■ Work required: Return all the lines below exactly as written. Drop every picture.

(Stored entries)
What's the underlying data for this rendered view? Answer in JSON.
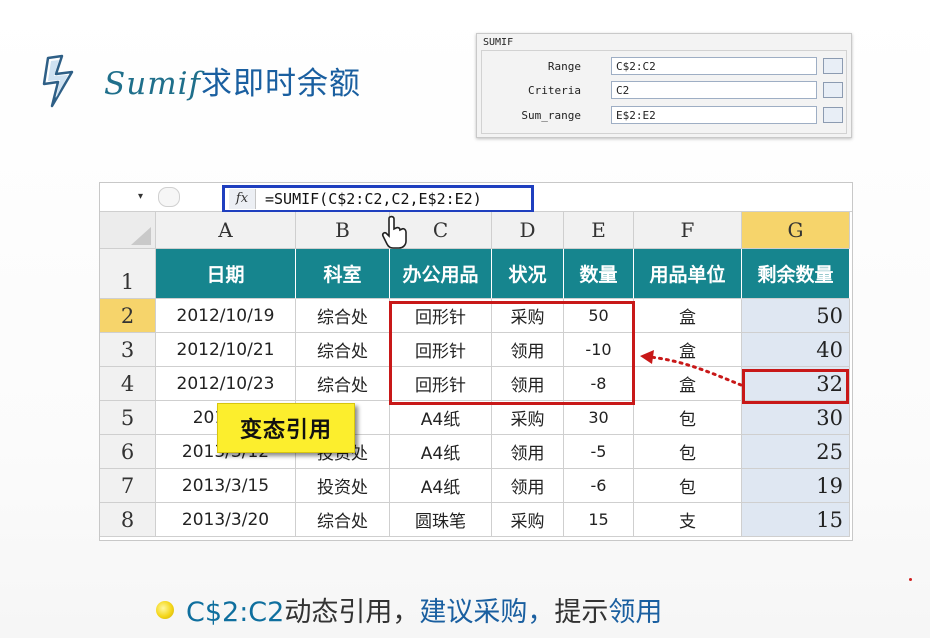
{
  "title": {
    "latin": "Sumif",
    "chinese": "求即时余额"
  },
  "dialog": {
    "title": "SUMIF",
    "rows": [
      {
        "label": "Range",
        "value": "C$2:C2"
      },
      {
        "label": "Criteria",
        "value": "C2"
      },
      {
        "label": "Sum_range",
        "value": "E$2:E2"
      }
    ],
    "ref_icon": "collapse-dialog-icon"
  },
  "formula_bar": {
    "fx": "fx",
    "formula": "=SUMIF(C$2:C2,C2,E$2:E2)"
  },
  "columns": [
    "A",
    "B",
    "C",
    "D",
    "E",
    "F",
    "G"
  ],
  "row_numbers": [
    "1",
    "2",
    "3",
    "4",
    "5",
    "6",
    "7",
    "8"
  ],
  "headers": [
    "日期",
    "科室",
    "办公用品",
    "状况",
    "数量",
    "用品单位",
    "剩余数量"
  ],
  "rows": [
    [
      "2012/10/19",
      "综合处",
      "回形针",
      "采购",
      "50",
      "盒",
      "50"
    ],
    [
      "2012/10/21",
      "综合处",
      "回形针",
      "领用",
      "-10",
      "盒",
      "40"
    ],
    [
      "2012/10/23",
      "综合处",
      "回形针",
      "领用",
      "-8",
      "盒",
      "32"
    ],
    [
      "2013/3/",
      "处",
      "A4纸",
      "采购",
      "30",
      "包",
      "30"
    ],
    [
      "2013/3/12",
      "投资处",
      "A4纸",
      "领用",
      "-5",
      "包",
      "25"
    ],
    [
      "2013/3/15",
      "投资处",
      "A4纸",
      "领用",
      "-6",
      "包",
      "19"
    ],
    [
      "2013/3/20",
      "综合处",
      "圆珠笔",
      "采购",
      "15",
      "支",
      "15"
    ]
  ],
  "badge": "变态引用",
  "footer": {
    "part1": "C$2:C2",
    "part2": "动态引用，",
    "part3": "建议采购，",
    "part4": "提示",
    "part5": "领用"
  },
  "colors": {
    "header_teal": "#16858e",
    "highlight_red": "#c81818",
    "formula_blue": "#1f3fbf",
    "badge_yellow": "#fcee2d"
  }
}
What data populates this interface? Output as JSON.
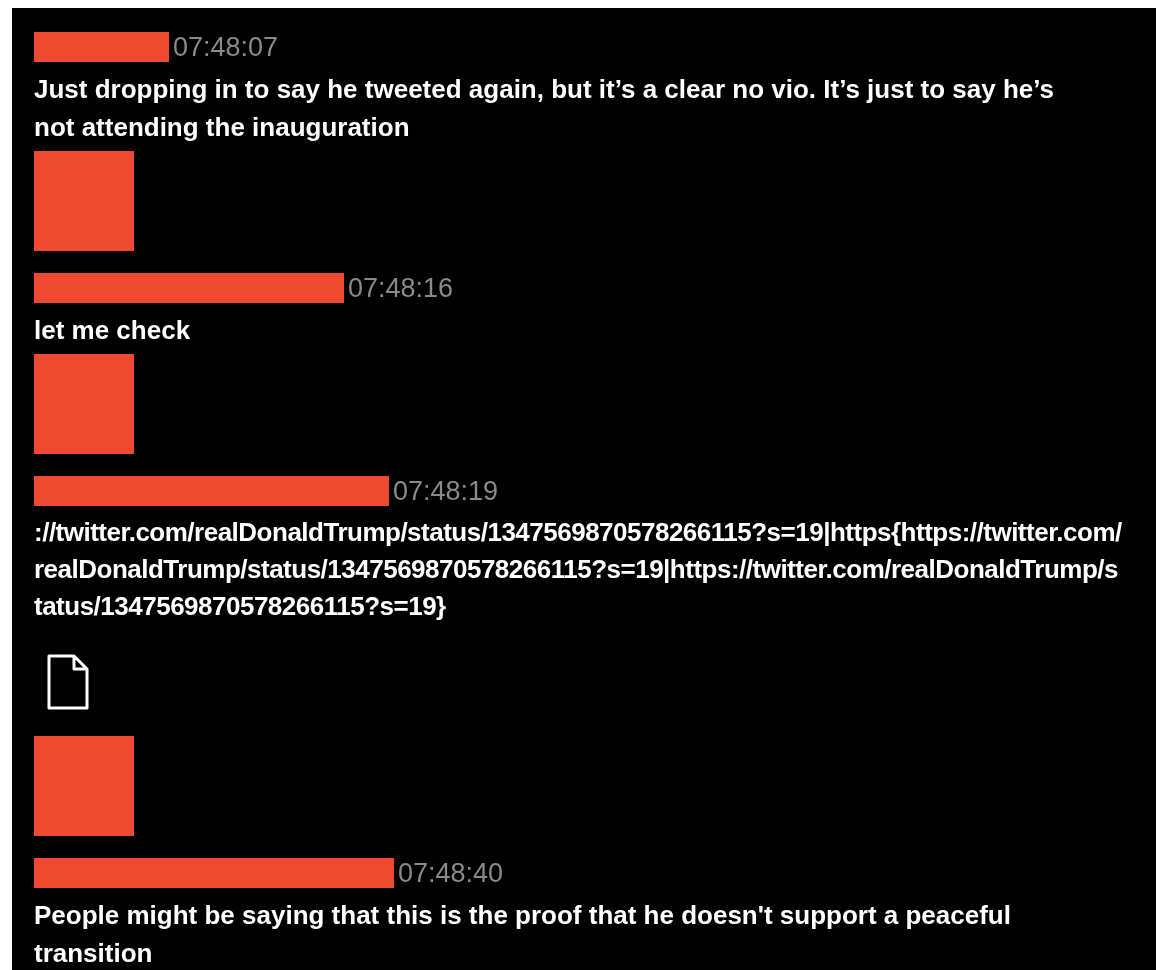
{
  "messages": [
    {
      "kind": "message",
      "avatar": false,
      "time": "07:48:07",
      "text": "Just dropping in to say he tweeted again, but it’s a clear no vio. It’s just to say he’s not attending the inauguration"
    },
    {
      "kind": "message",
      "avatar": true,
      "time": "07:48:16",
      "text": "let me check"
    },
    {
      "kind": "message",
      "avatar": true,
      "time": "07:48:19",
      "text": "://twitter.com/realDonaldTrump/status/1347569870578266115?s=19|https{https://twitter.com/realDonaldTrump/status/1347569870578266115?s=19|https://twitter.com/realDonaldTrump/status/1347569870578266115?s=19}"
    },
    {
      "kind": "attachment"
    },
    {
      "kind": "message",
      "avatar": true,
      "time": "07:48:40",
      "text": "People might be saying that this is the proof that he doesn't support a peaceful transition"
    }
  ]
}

■ Answer section:
What's the underlying data for this rendered view? Answer in JSON.
{
  "title": {
    "latin": "Sumif",
    "chinese": "求即时余额"
  },
  "dialog": {
    "title": "SUMIF",
    "rows": [
      {
        "label": "Range",
        "value": "C$2:C2"
      },
      {
        "label": "Criteria",
        "value": "C2"
      },
      {
        "label": "Sum_range",
        "value": "E$2:E2"
      }
    ],
    "ref_icon": "collapse-dialog-icon"
  },
  "formula_bar": {
    "fx": "fx",
    "formula": "=SUMIF(C$2:C2,C2,E$2:E2)"
  },
  "columns": [
    "A",
    "B",
    "C",
    "D",
    "E",
    "F",
    "G"
  ],
  "row_numbers": [
    "1",
    "2",
    "3",
    "4",
    "5",
    "6",
    "7",
    "8"
  ],
  "headers": [
    "日期",
    "科室",
    "办公用品",
    "状况",
    "数量",
    "用品单位",
    "剩余数量"
  ],
  "rows": [
    [
      "2012/10/19",
      "综合处",
      "回形针",
      "采购",
      "50",
      "盒",
      "50"
    ],
    [
      "2012/10/21",
      "综合处",
      "回形针",
      "领用",
      "-10",
      "盒",
      "40"
    ],
    [
      "2012/10/23",
      "综合处",
      "回形针",
      "领用",
      "-8",
      "盒",
      "32"
    ],
    [
      "2013/3/",
      "处",
      "A4纸",
      "采购",
      "30",
      "包",
      "30"
    ],
    [
      "2013/3/12",
      "投资处",
      "A4纸",
      "领用",
      "-5",
      "包",
      "25"
    ],
    [
      "2013/3/15",
      "投资处",
      "A4纸",
      "领用",
      "-6",
      "包",
      "19"
    ],
    [
      "2013/3/20",
      "综合处",
      "圆珠笔",
      "采购",
      "15",
      "支",
      "15"
    ]
  ],
  "badge": "变态引用",
  "footer": {
    "part1": "C$2:C2",
    "part2": "动态引用，",
    "part3": "建议采购，",
    "part4": "提示",
    "part5": "领用"
  },
  "colors": {
    "header_teal": "#16858e",
    "highlight_red": "#c81818",
    "formula_blue": "#1f3fbf",
    "badge_yellow": "#fcee2d"
  }
}
What data populates this interface? Output as JSON.
{
  "messages": [
    {
      "kind": "message",
      "avatar": false,
      "time": "07:48:07",
      "text": "Just dropping in to say he tweeted again, but it’s a clear no vio. It’s just to say he’s not attending the inauguration"
    },
    {
      "kind": "message",
      "avatar": true,
      "time": "07:48:16",
      "text": "let me check"
    },
    {
      "kind": "message",
      "avatar": true,
      "time": "07:48:19",
      "text": "://twitter.com/realDonaldTrump/status/1347569870578266115?s=19|https{https://twitter.com/realDonaldTrump/status/1347569870578266115?s=19|https://twitter.com/realDonaldTrump/status/1347569870578266115?s=19}"
    },
    {
      "kind": "attachment"
    },
    {
      "kind": "message",
      "avatar": true,
      "time": "07:48:40",
      "text": "People might be saying that this is the proof that he doesn't support a peaceful transition"
    }
  ]
}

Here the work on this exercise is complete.